(EXERCISE OBJECTIVE):
Keeping every word intact, reproduce all of the records.

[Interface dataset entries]

────────────────────

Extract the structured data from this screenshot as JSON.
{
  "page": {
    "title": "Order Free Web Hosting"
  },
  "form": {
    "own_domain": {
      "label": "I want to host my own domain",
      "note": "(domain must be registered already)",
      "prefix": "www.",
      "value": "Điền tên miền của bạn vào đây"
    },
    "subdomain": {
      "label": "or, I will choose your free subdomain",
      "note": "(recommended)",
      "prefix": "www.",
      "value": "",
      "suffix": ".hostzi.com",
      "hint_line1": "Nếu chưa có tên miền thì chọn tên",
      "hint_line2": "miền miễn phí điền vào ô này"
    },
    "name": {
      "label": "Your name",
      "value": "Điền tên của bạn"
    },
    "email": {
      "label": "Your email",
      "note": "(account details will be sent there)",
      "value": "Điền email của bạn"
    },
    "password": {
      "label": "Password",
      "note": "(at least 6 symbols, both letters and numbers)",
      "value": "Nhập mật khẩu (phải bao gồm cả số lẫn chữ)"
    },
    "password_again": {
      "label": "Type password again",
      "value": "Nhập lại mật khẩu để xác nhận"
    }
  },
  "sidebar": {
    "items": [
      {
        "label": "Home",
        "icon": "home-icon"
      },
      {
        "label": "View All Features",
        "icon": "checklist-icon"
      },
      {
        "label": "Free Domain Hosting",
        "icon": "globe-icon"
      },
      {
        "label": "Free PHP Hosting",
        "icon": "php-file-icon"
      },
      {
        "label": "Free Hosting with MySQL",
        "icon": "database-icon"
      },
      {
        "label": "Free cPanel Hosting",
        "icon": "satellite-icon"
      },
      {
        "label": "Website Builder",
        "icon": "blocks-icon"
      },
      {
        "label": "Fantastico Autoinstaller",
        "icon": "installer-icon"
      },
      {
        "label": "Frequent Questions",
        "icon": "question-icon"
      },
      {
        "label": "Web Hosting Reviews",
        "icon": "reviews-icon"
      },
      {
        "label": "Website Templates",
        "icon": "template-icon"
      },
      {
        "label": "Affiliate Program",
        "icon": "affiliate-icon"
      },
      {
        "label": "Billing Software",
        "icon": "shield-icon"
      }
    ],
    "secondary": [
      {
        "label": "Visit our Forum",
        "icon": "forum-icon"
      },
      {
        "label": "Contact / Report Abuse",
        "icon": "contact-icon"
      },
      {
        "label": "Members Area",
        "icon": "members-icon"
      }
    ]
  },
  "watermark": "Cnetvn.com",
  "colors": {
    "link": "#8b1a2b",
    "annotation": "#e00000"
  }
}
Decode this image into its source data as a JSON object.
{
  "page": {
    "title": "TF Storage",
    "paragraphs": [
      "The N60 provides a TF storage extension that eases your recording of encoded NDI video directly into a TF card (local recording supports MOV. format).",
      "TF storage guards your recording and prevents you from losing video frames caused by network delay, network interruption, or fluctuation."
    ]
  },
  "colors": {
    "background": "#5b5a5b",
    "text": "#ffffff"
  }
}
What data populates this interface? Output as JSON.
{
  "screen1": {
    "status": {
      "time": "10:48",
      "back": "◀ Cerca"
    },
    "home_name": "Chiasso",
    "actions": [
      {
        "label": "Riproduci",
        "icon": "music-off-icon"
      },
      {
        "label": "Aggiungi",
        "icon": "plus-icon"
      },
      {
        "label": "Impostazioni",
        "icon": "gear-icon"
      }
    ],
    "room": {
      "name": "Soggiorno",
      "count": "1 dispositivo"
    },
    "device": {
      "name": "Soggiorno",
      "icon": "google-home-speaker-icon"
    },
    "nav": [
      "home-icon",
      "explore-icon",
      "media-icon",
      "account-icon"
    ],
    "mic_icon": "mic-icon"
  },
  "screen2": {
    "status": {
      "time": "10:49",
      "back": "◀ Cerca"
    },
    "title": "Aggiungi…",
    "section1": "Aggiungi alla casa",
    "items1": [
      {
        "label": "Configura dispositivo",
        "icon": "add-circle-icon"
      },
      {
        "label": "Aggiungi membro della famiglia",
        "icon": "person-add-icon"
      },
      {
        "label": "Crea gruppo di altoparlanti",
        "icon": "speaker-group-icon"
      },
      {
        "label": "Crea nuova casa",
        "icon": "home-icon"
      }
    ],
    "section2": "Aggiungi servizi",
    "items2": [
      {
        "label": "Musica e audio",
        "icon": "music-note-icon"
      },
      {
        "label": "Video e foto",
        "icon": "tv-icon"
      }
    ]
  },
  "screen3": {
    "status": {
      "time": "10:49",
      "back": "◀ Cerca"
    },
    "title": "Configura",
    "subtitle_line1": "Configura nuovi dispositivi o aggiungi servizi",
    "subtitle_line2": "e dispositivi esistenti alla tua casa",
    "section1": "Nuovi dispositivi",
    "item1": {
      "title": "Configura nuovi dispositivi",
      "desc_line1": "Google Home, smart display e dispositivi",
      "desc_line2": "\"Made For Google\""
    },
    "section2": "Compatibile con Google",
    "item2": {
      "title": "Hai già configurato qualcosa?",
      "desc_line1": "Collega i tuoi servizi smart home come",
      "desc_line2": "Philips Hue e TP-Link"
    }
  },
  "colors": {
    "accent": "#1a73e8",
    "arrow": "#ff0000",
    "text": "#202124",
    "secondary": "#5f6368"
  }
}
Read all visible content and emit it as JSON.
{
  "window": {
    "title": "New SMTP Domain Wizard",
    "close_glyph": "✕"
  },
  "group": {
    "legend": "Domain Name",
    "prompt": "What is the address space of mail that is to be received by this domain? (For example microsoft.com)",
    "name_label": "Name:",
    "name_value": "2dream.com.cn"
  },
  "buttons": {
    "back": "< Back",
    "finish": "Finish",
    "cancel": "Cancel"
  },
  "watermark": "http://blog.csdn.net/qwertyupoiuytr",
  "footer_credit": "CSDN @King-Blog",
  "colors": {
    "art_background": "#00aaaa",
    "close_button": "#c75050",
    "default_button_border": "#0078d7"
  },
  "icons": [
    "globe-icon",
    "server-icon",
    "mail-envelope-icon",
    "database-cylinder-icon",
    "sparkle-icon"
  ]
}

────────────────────

(SOLUTION TO THIS PROBLEM):
Extract the structured data from this screenshot as JSON.
{
  "page": {
    "title": "Order Free Web Hosting"
  },
  "form": {
    "own_domain": {
      "label": "I want to host my own domain",
      "note": "(domain must be registered already)",
      "prefix": "www.",
      "value": "Điền tên miền của bạn vào đây"
    },
    "subdomain": {
      "label": "or, I will choose your free subdomain",
      "note": "(recommended)",
      "prefix": "www.",
      "value": "",
      "suffix": ".hostzi.com",
      "hint_line1": "Nếu chưa có tên miền thì chọn tên",
      "hint_line2": "miền miễn phí điền vào ô này"
    },
    "name": {
      "label": "Your name",
      "value": "Điền tên của bạn"
    },
    "email": {
      "label": "Your email",
      "note": "(account details will be sent there)",
      "value": "Điền email của bạn"
    },
    "password": {
      "label": "Password",
      "note": "(at least 6 symbols, both letters and numbers)",
      "value": "Nhập mật khẩu (phải bao gồm cả số lẫn chữ)"
    },
    "password_again": {
      "label": "Type password again",
      "value": "Nhập lại mật khẩu để xác nhận"
    }
  },
  "sidebar": {
    "items": [
      {
        "label": "Home",
        "icon": "home-icon"
      },
      {
        "label": "View All Features",
        "icon": "checklist-icon"
      },
      {
        "label": "Free Domain Hosting",
        "icon": "globe-icon"
      },
      {
        "label": "Free PHP Hosting",
        "icon": "php-file-icon"
      },
      {
        "label": "Free Hosting with MySQL",
        "icon": "database-icon"
      },
      {
        "label": "Free cPanel Hosting",
        "icon": "satellite-icon"
      },
      {
        "label": "Website Builder",
        "icon": "blocks-icon"
      },
      {
        "label": "Fantastico Autoinstaller",
        "icon": "installer-icon"
      },
      {
        "label": "Frequent Questions",
        "icon": "question-icon"
      },
      {
        "label": "Web Hosting Reviews",
        "icon": "reviews-icon"
      },
      {
        "label": "Website Templates",
        "icon": "template-icon"
      },
      {
        "label": "Affiliate Program",
        "icon": "affiliate-icon"
      },
      {
        "label": "Billing Software",
        "icon": "shield-icon"
      }
    ],
    "secondary": [
      {
        "label": "Visit our Forum",
        "icon": "forum-icon"
      },
      {
        "label": "Contact / Report Abuse",
        "icon": "contact-icon"
      },
      {
        "label": "Members Area",
        "icon": "members-icon"
      }
    ]
  },
  "watermark": "Cnetvn.com",
  "colors": {
    "link": "#8b1a2b",
    "annotation": "#e00000"
  }
}
Decode this image into its source data as a JSON object.
{
  "page": {
    "title": "TF Storage",
    "paragraphs": [
      "The N60 provides a TF storage extension that eases your recording of encoded NDI video directly into a TF card (local recording supports MOV. format).",
      "TF storage guards your recording and prevents you from losing video frames caused by network delay, network interruption, or fluctuation."
    ]
  },
  "colors": {
    "background": "#5b5a5b",
    "text": "#ffffff"
  }
}
What data populates this interface? Output as JSON.
{
  "screen1": {
    "status": {
      "time": "10:48",
      "back": "◀ Cerca"
    },
    "home_name": "Chiasso",
    "actions": [
      {
        "label": "Riproduci",
        "icon": "music-off-icon"
      },
      {
        "label": "Aggiungi",
        "icon": "plus-icon"
      },
      {
        "label": "Impostazioni",
        "icon": "gear-icon"
      }
    ],
    "room": {
      "name": "Soggiorno",
      "count": "1 dispositivo"
    },
    "device": {
      "name": "Soggiorno",
      "icon": "google-home-speaker-icon"
    },
    "nav": [
      "home-icon",
      "explore-icon",
      "media-icon",
      "account-icon"
    ],
    "mic_icon": "mic-icon"
  },
  "screen2": {
    "status": {
      "time": "10:49",
      "back": "◀ Cerca"
    },
    "title": "Aggiungi…",
    "section1": "Aggiungi alla casa",
    "items1": [
      {
        "label": "Configura dispositivo",
        "icon": "add-circle-icon"
      },
      {
        "label": "Aggiungi membro della famiglia",
        "icon": "person-add-icon"
      },
      {
        "label": "Crea gruppo di altoparlanti",
        "icon": "speaker-group-icon"
      },
      {
        "label": "Crea nuova casa",
        "icon": "home-icon"
      }
    ],
    "section2": "Aggiungi servizi",
    "items2": [
      {
        "label": "Musica e audio",
        "icon": "music-note-icon"
      },
      {
        "label": "Video e foto",
        "icon": "tv-icon"
      }
    ]
  },
  "screen3": {
    "status": {
      "time": "10:49",
      "back": "◀ Cerca"
    },
    "title": "Configura",
    "subtitle_line1": "Configura nuovi dispositivi o aggiungi servizi",
    "subtitle_line2": "e dispositivi esistenti alla tua casa",
    "section1": "Nuovi dispositivi",
    "item1": {
      "title": "Configura nuovi dispositivi",
      "desc_line1": "Google Home, smart display e dispositivi",
      "desc_line2": "\"Made For Google\""
    },
    "section2": "Compatibile con Google",
    "item2": {
      "title": "Hai già configurato qualcosa?",
      "desc_line1": "Collega i tuoi servizi smart home come",
      "desc_line2": "Philips Hue e TP-Link"
    }
  },
  "colors": {
    "accent": "#1a73e8",
    "arrow": "#ff0000",
    "text": "#202124",
    "secondary": "#5f6368"
  }
}
Read all visible content and emit it as JSON.
{
  "window": {
    "title": "New SMTP Domain Wizard",
    "close_glyph": "✕"
  },
  "group": {
    "legend": "Domain Name",
    "prompt": "What is the address space of mail that is to be received by this domain? (For example microsoft.com)",
    "name_label": "Name:",
    "name_value": "2dream.com.cn"
  },
  "buttons": {
    "back": "< Back",
    "finish": "Finish",
    "cancel": "Cancel"
  },
  "watermark": "http://blog.csdn.net/qwertyupoiuytr",
  "footer_credit": "CSDN @King-Blog",
  "colors": {
    "art_background": "#00aaaa",
    "close_button": "#c75050",
    "default_button_border": "#0078d7"
  },
  "icons": [
    "globe-icon",
    "server-icon",
    "mail-envelope-icon",
    "database-cylinder-icon",
    "sparkle-icon"
  ]
}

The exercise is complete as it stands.